• **Work to complete**: For each line below that includes the word "JSON", make a copy.

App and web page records
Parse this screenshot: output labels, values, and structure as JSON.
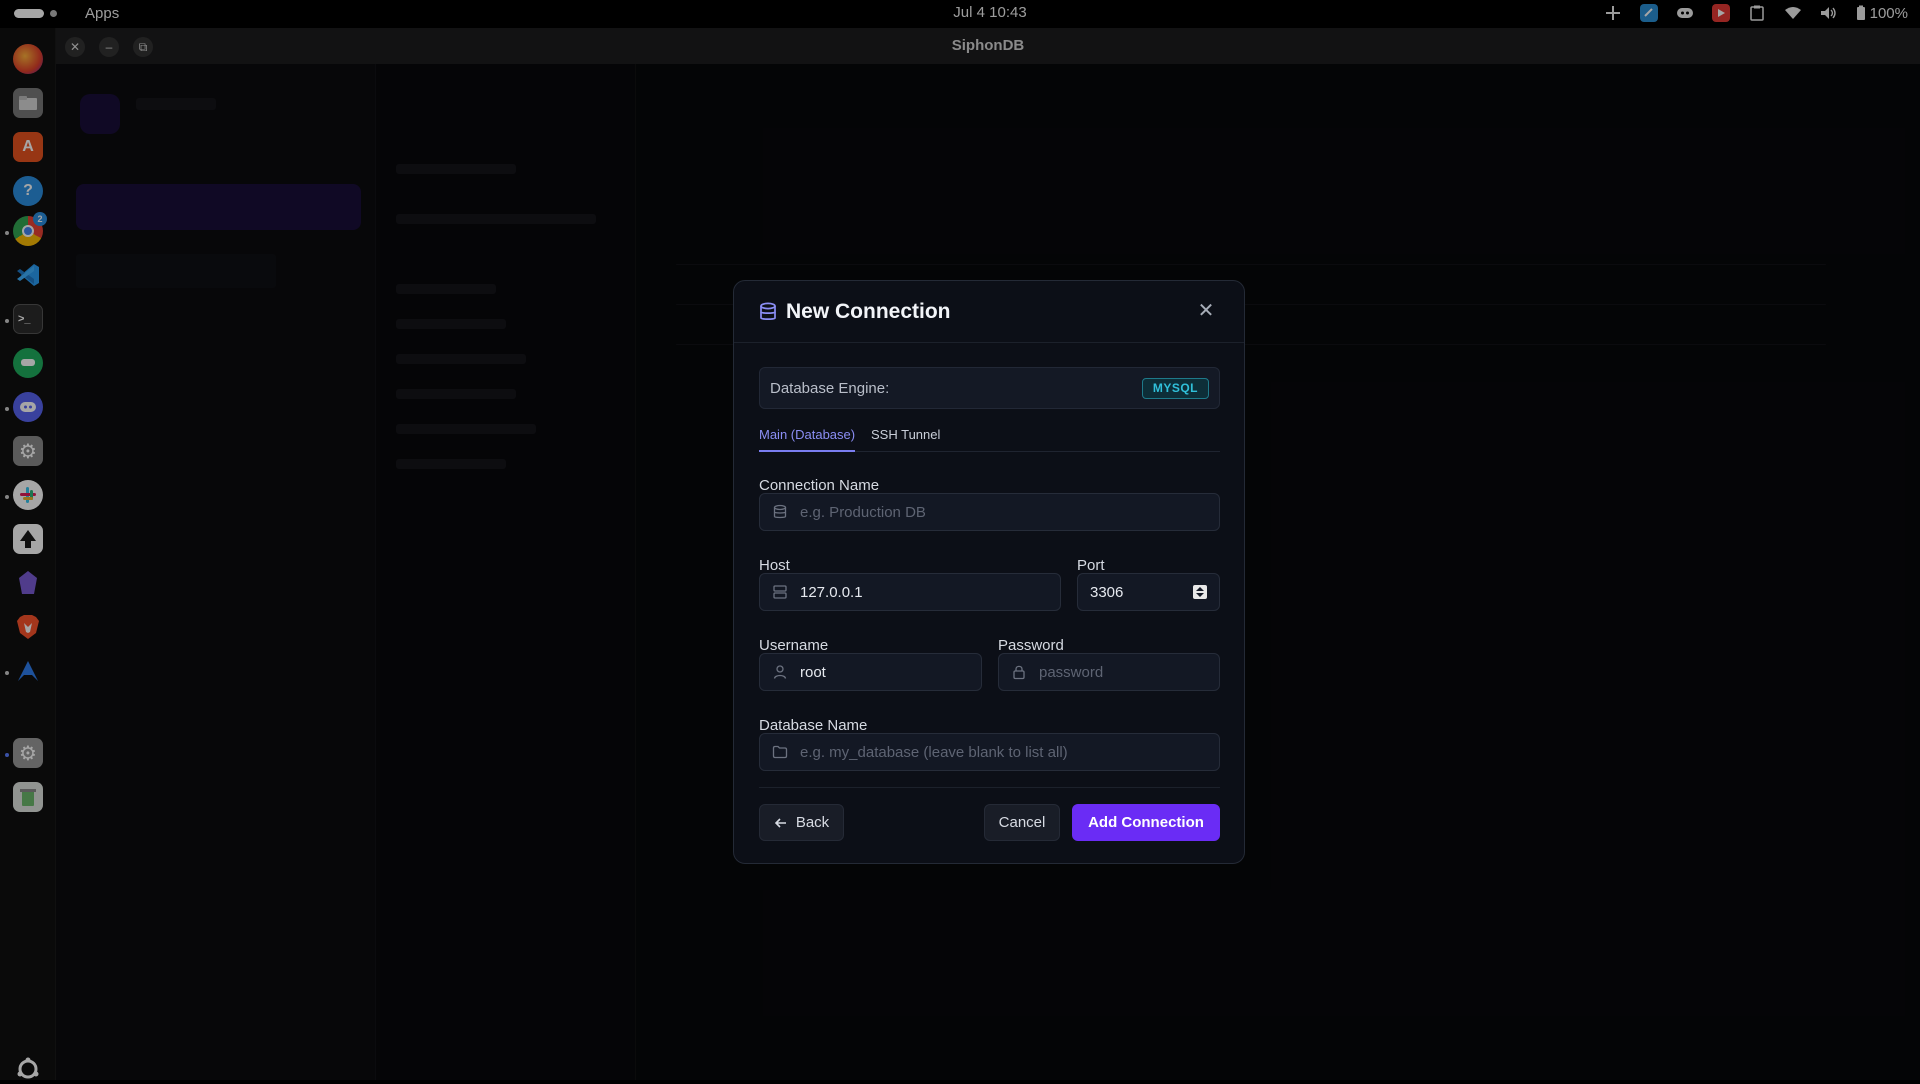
{
  "system_bar": {
    "apps_label": "Apps",
    "clock": "Jul 4  10:43",
    "battery": "100%"
  },
  "window": {
    "title": "SiphonDB",
    "close_glyph": "✕",
    "minimize_glyph": "–",
    "restore_glyph": "⧉"
  },
  "dock": {
    "icons": [
      "firefox-icon",
      "files-icon",
      "app-center-icon",
      "help-icon",
      "chrome-icon",
      "vscode-icon",
      "terminal-icon",
      "chat-icon",
      "discord-icon",
      "settings-icon",
      "slack-icon",
      "inkscape-icon",
      "obsidian-icon",
      "brave-icon",
      "arch-icon",
      "settings-alt-icon",
      "trash-icon",
      "ubuntu-icon"
    ],
    "chrome_badge": "2"
  },
  "modal": {
    "title": "New Connection",
    "close_glyph": "✕",
    "engine_label": "Database Engine:",
    "engine_value": "MYSQL",
    "tabs": [
      {
        "label": "Main (Database)",
        "active": true
      },
      {
        "label": "SSH Tunnel",
        "active": false
      }
    ],
    "connection_name": {
      "label": "Connection Name",
      "value": "",
      "placeholder": "e.g. Production DB"
    },
    "host": {
      "label": "Host",
      "value": "127.0.0.1"
    },
    "port": {
      "label": "Port",
      "value": "3306"
    },
    "username": {
      "label": "Username",
      "value": "root"
    },
    "password": {
      "label": "Password",
      "value": "",
      "placeholder": "password"
    },
    "database_name": {
      "label": "Database Name",
      "value": "",
      "placeholder": "e.g. my_database (leave blank to list all)"
    },
    "buttons": {
      "back": "Back",
      "cancel": "Cancel",
      "add": "Add Connection"
    }
  },
  "colors": {
    "accent": "#6a2cf5",
    "tab_active": "#8b8ef5",
    "badge": "#30c0da",
    "modal_bg": "#0c0f17"
  }
}
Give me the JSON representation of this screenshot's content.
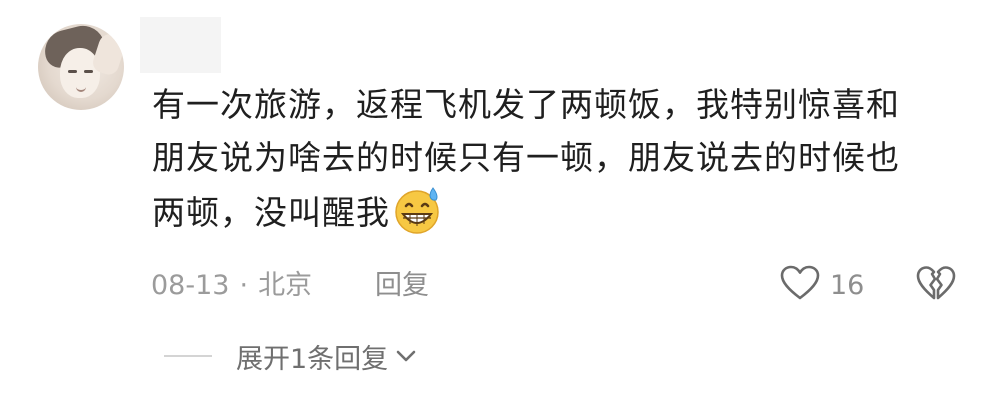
{
  "comment": {
    "lines": [
      "有一次旅游，返程飞机发了两顿饭，我特别惊喜和",
      "朋友说为啥去的时候只有一顿，朋友说去的时候也",
      "两顿，没叫醒我"
    ],
    "emoji": "grinning-sweat-emoji",
    "date": "08-13",
    "separator": "·",
    "location": "北京",
    "reply_label": "回复",
    "like_count": "16",
    "expand_label": "展开1条回复"
  },
  "colors": {
    "text": "#1f1f1f",
    "meta": "#9b9b9b",
    "icon": "#6b6b6b",
    "emoji_face": "#f7c843"
  }
}
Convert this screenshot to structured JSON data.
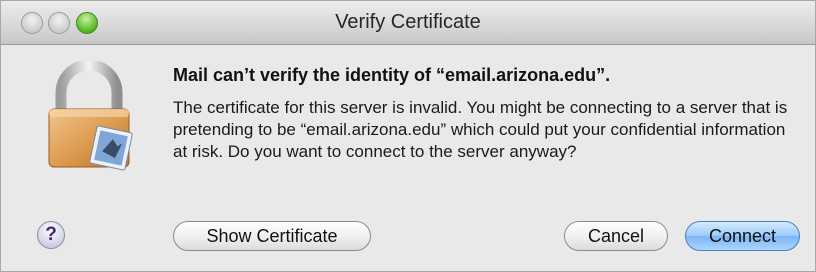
{
  "window": {
    "title": "Verify Certificate"
  },
  "dialog": {
    "headline": "Mail can’t verify the identity of “email.arizona.edu”.",
    "message": "The certificate for this server is invalid. You might be connecting to a server that is pretending to be “email.arizona.edu” which could put your confidential information at risk. Do you want to connect to the server anyway?"
  },
  "buttons": {
    "help": "?",
    "show_certificate": "Show Certificate",
    "cancel": "Cancel",
    "connect": "Connect"
  },
  "icons": {
    "lock": "padlock-icon",
    "mail_badge": "mail-stamp-icon"
  },
  "colors": {
    "default_button": "#8fc3f8",
    "zoom_button": "#5fbf2e"
  }
}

• **Result of this exercise**:
Parse this screenshot: output labels, values, and structure as JSON.
Give me the JSON representation of this screenshot's content.
Convert this screenshot to structured JSON data.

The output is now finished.